While the debt crisis in Europe has unsettled global financial markets for more than a year, analysts were also watching on Friday for any insight the monthly jobs report in the United States could provide on the pace of the nation’s recovery.

But that report from the Labor Department did little to improve sentiment, showing that employers in the United States added 80,000 jobs in October, slightly below economists’ forecasts, compared with 158,000 jobs in September.

The Euro Stoxx 50 index, a barometer of euro zone blue chips, closed down 2.4 percent. The German DAX was down 2.7 percent and the CAC 40 in Paris was down 2.25 percent. The FTSE 100 index in London ended the day 0.3 percent lower.

The Standard Poor’s 500-stock index was down about 0.6 percent, or 7.92 points, at 1,253.23. The Dow Jones industrial average fell 0.5 percent to 11,983.24 and the Nasdaq composite index was down 0.4 percent to 2,686.15.

Financial stocks fell 1.3 percent in the United States, among the worst performing sectors.

Interest rates were lower. The Treasury’s benchmark 10-year note rose 10/32, to 100 25/32, and the yield fell to 2.04 percent from 2.07 percent late Thursday.

As the euro zone crisis has developed, the markets have sometimes swung erratically, building gains one day and wiping them out the next. The three main Wall Street indexes finished last week up more than 3 percent.

But that gain started to be tested on Monday, then fell further when Greece said it would put the terms of its planned bailout to a public vote.
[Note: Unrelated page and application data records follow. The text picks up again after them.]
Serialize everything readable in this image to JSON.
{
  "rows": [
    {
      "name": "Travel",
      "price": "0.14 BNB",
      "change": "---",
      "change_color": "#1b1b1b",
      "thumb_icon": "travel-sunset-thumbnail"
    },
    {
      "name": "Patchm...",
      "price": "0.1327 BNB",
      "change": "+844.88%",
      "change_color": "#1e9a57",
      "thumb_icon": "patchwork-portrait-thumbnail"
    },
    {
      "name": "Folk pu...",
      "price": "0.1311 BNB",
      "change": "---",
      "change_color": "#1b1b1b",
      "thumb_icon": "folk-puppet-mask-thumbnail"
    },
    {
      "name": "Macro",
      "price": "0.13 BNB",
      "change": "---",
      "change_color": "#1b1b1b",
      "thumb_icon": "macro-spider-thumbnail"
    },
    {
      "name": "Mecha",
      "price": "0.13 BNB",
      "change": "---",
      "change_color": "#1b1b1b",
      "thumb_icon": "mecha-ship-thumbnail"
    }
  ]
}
Stocks managed to squeeze out some gains on Wednesday and Thursday, but fell flat on Friday.

In addition, a bankruptcy filing this week by MF Global in the United States raised concerns about the exposure of financial institutions in the United States to the debt problems in Europe. And borrowing costs in Europe for the most troubled economies have been rising again to worrying levels.

Guy LeBas, the chief fixed-income strategist for Janney Montgomery Scott, said investors were “watching their backs” for other troubled financial institutions.

One move that emerged from the G-20 meeting, however, was Italy’s decision to have the International Monetary Fund monitor its belt-tightening efforts.

Italian bonds, among the most pressured, have hit yield levels that signify the most expensive 10-year money the country has borrowed since switching to the euro. The rising borrowing costs make it even more difficult to reduce the overall debt load.

On Friday, the yield on 10-year bonds in Italy climbed again to 6.35 percent, up from 6.18 percent.

“Looking ahead, while Greece is front and center now, the core problem for the euro zone is how to mitigate contagion to Italy,” said currency strategists from Brown Brothers Harriman in a research note.

The euro was at $1.3770 on Friday, down from $1.3812 on Thursday.

In addition to Europe and the economic data in the United States, investors have also been scrutinizing corporate reports, which in recent weeks have somewhat steadied the American market.

On Friday, all of the major sectors in the broader market were lower, but some companies seemed resistant to the declines.

Starbucks, for example, posted fiscal fourth quarter earnings that beat estimates, and was the most widely traded stock of the consumer companies, propping them up as a group, which fell less than 1 percent. Its shares rose 6.7 percent, to $44.19.

Genworth Financial was one of the few to rise in the financial sector. Its shares rose $7.19, more than 16 percent, after it reported strong third-quarter earnings.

Liz Alderman contributed reporting.

Article source: http://www.nytimes.com/2011/11/05/business/daily-stock-market-activity.html?partner=rss&emc=rss